▶ _WHAT IS EXPECTED_:
Retrieve every line of the data holding the word "String".

Records from a dataset:
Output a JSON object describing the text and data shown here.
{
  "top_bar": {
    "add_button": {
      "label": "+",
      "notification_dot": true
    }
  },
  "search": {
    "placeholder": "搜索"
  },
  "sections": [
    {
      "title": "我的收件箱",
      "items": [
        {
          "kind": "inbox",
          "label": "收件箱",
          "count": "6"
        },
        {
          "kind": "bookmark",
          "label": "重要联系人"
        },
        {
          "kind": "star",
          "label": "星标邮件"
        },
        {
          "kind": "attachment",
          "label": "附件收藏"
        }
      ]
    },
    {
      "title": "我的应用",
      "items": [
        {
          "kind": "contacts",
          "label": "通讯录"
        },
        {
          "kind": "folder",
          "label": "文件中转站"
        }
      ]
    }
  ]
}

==

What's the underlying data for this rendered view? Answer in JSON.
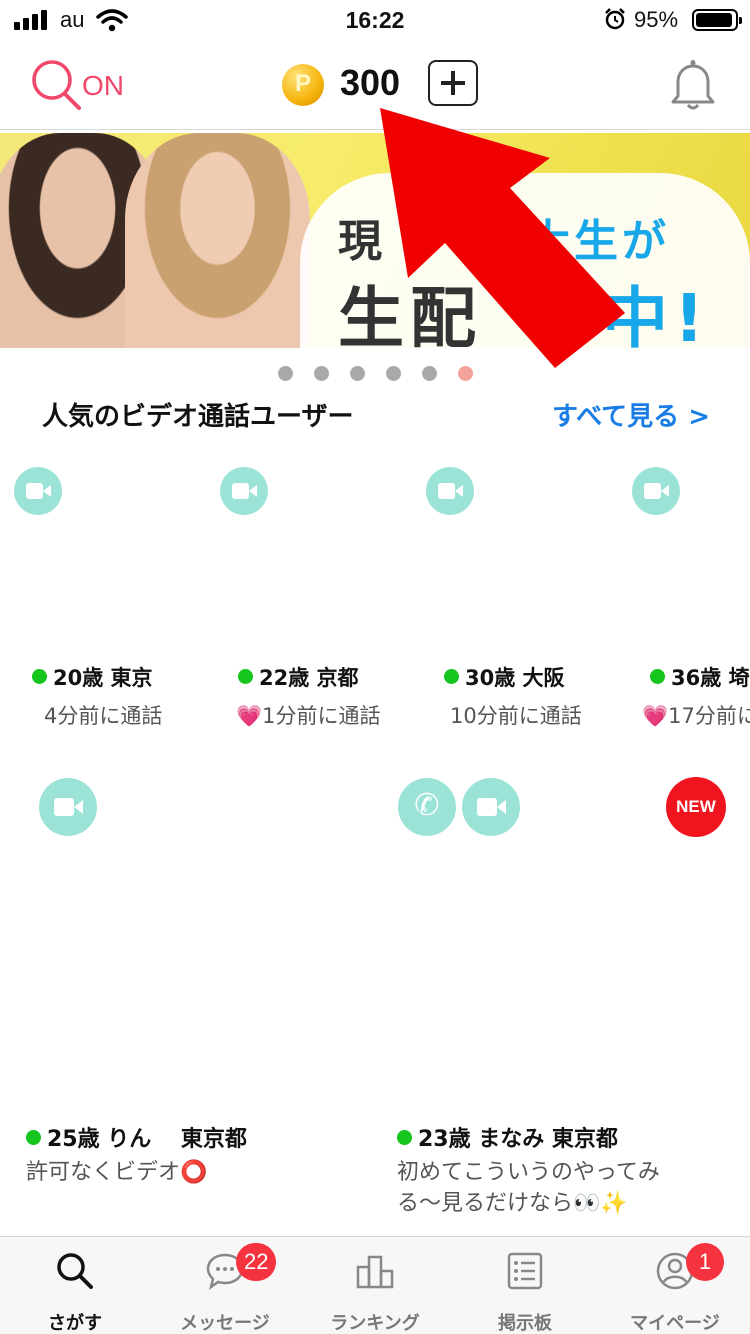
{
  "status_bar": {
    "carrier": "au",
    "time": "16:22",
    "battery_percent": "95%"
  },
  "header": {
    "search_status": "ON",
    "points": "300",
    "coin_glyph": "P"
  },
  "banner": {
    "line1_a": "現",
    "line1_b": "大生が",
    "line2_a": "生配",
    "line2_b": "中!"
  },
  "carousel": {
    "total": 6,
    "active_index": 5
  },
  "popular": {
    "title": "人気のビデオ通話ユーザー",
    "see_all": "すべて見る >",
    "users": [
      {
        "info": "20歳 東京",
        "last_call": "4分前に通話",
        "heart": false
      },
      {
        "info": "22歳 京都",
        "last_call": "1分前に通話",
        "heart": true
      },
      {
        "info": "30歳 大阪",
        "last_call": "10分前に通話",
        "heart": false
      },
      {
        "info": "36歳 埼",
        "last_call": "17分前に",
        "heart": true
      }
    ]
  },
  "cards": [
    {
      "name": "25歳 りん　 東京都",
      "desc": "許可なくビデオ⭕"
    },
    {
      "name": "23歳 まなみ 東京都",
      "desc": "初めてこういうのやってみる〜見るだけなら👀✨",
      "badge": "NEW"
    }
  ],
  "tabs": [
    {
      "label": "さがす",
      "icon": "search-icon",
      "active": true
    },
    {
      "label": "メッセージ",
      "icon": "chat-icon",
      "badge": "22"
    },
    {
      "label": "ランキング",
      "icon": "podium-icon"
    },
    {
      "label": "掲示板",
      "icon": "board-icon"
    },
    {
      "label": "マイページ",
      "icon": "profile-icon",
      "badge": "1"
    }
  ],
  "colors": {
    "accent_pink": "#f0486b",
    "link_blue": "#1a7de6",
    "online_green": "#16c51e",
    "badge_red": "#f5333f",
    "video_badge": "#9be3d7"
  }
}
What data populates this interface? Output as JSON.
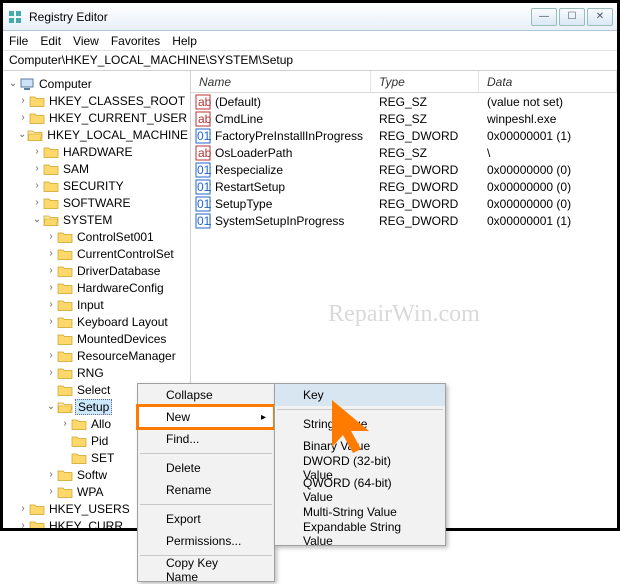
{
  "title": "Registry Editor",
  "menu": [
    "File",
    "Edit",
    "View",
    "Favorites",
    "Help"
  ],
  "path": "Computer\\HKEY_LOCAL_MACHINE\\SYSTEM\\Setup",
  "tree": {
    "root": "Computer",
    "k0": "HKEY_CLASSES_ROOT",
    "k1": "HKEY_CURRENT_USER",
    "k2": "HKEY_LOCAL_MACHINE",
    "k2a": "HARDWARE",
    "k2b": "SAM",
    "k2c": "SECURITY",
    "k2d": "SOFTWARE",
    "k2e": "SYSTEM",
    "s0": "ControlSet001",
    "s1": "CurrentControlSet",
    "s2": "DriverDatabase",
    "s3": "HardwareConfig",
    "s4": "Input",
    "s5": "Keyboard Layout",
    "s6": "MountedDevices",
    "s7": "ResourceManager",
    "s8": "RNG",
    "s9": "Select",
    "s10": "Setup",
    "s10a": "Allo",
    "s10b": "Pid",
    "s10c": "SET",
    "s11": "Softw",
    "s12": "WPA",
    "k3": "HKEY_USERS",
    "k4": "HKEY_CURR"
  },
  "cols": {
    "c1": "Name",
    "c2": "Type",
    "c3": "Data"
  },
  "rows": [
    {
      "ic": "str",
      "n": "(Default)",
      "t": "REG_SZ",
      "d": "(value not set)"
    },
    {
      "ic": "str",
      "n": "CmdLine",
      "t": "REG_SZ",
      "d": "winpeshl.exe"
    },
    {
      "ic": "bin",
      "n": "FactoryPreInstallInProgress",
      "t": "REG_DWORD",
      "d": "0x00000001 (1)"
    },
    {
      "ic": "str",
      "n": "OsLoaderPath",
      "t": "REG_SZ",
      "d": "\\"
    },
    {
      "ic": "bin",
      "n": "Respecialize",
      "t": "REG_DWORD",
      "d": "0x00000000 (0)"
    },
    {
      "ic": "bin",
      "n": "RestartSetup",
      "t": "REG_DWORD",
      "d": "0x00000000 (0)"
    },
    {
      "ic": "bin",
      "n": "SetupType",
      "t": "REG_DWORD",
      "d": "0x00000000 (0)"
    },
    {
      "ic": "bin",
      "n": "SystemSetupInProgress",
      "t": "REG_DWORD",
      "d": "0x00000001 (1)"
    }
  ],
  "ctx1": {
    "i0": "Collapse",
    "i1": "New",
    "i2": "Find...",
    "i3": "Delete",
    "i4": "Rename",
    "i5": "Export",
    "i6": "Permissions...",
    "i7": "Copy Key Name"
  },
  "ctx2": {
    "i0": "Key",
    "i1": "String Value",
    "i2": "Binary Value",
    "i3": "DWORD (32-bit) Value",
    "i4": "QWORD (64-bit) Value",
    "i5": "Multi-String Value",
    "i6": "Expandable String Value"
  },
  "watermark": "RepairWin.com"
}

▶ _YOUR SOLUTION_:
    "i1": "String Value",
    "i5": "Multi-String Value",
    "i6": "Expandable String Value"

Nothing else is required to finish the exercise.